It may be that prospective merging firms do not perceive the possibility of incurring a remedy to be a sufficient burden to deterring them from proposing a merger. If so, then one must re-evaluate the usefulness of remedies, particularly in light of the recent proclivity by competition authorities to employ remedies instead of prohibitions to deal with anti-competitive problems.[2] Remedies may be a more precise tool in the sense that they specifically address anti-competitive elements, but, given the importance of deterrence as a benefit of merger policy, they may be a less powerful tool than currently perceived.
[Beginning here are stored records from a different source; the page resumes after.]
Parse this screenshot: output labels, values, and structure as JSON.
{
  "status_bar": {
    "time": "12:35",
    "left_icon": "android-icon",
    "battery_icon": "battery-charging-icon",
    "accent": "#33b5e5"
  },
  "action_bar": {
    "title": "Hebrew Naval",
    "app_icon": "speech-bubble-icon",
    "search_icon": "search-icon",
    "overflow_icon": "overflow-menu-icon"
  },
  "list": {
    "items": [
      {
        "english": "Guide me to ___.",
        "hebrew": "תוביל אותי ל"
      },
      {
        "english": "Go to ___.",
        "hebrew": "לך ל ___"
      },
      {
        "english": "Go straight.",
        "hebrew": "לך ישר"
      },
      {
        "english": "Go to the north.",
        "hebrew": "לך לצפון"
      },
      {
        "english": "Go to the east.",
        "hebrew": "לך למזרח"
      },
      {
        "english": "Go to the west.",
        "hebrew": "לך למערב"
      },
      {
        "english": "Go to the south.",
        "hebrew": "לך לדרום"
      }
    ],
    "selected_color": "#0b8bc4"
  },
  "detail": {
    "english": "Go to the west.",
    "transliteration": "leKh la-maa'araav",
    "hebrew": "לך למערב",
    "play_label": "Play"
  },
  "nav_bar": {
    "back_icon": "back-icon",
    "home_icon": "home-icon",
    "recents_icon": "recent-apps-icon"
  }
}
Strengthening the hand of competition authorities Accordingly, one of the early implications of our research is that competition-policy authorities may want to reconsider their increasing use of remedies as a substitute for prohibitions, since prohibitions appear to have a unique ability to deter future merger notifications. The soundness of this prescription depends, of course, on the assumption that anti-competitive – not pro-competitive – mergers are deterred by merger enforcements. The Deloitte and Touche (2007) study for the OFT provides some corroborating evidence, as their survey of both legal-professionals and managers indicates that the U.K. merger policy never – or rarely – deters pro-competitive mergers. Of course, further investigation of the types of mergers that are deterred, the next step in our research programme, is needed to judge the ultimate value of merger policy's deterrence effects.

References

Davies, S. and Majumdar, A. (2007) 'The development of targets for consumer savings arising from competition policy', OFT Report No. 386. Deloitte & Touche. (2007) 'The deterrent effect of competition enforcement by the OFT', OFT Report No. 962. Seldeslachts, J., Clougherty, J.A and Barros, P. P. (2007) 'Remedy for Now but Prohibit for Tomorrow: The Deterrence Effects of Merger Policy Tools,' CEPR Discussion Paper 6437. Twynstra Gudde (2005) 'Research into the anticipation of merger control', report submitted to NMa, October 27 2005. U.S. Federal Trade Commission. (1999) 'A Study of the Commission's Divestiture Process'.

Footnotes

1 Firms proposing a merger may be allowed to proceed if they take measures that alleviate the anti-competitive concerns raised by antitrust authorities. Such measures are referred to as remedies. A frequently occurring remedy is the obligatory sale of some subsidiaries. 2 For instance, the European Commission has largely relied on remedies by only blocking a couple of mergers since 2001.

links for 2008-02-27